*Exercise objective:*
Going through the data below, please show each line containing the string "shortcut".
BEGIN Study material
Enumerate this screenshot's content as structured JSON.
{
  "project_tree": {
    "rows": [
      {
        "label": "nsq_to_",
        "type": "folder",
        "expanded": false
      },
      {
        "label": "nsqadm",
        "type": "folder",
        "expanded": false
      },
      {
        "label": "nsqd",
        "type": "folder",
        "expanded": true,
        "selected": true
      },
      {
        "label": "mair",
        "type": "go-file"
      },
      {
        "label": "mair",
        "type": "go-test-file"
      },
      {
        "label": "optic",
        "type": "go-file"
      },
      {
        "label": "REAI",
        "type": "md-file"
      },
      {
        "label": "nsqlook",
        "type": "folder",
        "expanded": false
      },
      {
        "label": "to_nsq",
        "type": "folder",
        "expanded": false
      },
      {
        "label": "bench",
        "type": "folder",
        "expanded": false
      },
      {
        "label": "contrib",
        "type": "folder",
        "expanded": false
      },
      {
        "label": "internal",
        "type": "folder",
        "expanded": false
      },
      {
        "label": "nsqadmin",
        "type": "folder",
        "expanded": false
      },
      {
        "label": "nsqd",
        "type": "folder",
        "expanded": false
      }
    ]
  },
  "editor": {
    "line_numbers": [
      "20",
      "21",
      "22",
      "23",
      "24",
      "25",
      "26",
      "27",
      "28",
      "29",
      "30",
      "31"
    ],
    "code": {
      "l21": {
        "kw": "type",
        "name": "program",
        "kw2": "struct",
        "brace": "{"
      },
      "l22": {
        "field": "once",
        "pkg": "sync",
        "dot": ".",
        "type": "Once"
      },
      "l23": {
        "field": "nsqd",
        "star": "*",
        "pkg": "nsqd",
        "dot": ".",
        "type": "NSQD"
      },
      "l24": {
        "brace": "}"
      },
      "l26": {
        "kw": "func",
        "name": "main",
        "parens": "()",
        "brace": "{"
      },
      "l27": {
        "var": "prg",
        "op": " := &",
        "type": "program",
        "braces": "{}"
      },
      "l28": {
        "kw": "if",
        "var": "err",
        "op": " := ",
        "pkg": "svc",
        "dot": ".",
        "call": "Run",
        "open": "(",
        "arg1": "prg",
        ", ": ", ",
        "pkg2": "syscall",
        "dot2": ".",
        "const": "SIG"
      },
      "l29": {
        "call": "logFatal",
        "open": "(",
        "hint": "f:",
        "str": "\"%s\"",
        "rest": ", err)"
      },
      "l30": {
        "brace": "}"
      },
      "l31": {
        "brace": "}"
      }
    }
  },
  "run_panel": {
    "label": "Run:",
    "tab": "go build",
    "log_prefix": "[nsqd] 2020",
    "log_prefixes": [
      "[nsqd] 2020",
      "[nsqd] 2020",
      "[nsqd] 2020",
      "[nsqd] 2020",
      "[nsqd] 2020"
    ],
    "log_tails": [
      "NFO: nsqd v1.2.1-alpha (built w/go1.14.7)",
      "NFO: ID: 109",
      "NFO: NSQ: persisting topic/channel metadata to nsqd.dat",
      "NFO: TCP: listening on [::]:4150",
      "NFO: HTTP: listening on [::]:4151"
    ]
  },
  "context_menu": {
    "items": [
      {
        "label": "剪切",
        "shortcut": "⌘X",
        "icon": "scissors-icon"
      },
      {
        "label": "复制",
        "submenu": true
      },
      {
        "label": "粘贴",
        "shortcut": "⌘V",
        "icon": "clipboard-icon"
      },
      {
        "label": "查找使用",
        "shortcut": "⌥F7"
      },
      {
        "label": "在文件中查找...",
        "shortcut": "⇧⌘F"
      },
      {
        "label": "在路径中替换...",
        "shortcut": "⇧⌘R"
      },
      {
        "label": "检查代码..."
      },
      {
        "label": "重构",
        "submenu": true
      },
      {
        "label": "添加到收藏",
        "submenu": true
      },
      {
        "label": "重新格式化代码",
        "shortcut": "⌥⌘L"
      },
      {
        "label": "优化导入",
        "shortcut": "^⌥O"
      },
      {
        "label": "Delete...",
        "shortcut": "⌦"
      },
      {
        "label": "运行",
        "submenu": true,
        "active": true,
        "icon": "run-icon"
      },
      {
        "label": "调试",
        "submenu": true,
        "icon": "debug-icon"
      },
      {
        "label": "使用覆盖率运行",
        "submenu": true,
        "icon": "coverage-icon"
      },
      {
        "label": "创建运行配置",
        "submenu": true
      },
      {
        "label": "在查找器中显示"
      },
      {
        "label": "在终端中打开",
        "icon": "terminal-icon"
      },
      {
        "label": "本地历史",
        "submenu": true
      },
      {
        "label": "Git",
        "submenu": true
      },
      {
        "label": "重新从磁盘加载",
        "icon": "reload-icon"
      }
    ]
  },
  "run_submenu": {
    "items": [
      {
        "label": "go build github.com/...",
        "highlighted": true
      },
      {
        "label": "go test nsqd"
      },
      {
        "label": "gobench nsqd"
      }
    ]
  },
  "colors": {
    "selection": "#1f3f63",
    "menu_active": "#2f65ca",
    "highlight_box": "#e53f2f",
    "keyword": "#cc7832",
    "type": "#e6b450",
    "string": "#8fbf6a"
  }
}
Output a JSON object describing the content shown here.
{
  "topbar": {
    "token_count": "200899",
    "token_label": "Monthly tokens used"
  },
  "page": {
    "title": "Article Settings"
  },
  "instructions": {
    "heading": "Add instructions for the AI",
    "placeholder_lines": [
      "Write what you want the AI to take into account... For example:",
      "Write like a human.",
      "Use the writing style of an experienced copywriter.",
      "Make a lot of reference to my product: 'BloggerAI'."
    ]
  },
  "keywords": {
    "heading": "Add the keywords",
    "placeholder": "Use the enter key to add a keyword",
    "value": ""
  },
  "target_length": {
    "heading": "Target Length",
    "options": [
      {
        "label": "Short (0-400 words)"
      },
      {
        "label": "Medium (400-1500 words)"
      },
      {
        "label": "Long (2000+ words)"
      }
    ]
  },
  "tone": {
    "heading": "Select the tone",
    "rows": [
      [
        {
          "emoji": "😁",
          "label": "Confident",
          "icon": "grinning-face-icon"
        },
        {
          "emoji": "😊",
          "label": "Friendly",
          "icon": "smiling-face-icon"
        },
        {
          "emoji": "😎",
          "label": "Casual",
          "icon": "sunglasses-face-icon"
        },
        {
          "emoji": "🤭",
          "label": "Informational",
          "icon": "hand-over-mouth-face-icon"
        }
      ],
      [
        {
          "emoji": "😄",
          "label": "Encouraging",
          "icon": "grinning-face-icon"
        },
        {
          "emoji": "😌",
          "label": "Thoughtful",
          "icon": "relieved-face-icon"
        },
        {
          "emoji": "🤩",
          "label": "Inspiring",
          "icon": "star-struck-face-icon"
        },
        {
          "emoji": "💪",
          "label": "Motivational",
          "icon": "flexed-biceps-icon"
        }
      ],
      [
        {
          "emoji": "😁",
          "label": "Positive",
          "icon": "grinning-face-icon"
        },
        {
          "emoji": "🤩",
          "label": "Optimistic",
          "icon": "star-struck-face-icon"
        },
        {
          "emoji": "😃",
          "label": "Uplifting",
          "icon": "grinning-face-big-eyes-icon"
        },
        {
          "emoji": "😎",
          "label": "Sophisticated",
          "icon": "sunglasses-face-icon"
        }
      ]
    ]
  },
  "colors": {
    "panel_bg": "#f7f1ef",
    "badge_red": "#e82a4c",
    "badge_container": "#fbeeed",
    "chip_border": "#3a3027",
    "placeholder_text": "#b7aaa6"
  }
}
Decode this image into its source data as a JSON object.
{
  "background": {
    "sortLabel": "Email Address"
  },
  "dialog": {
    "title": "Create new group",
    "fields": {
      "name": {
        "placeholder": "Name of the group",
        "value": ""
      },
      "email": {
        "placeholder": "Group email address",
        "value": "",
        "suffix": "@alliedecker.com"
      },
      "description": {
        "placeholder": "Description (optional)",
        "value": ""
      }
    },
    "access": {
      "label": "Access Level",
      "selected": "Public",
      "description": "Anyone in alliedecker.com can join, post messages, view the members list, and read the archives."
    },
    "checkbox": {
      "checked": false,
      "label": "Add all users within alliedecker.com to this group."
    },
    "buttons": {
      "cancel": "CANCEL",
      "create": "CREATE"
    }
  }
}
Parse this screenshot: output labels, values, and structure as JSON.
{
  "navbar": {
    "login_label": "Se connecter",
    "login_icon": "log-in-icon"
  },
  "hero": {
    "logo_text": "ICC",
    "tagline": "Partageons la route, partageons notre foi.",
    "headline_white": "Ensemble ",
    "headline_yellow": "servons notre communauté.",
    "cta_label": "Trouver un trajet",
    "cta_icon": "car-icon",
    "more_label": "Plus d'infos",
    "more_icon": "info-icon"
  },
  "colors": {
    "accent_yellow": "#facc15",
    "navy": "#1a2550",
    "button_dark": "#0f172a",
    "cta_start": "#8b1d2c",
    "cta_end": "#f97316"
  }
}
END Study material
*Result for this task:*
        "shortcut": "⌘X",
        "shortcut": "⌘V",
        "shortcut": "⌥F7"
        "shortcut": "⇧⌘F"
        "shortcut": "⇧⌘R"
        "shortcut": "⌥⌘L"
        "shortcut": "^⌥O"
        "shortcut": "⌦"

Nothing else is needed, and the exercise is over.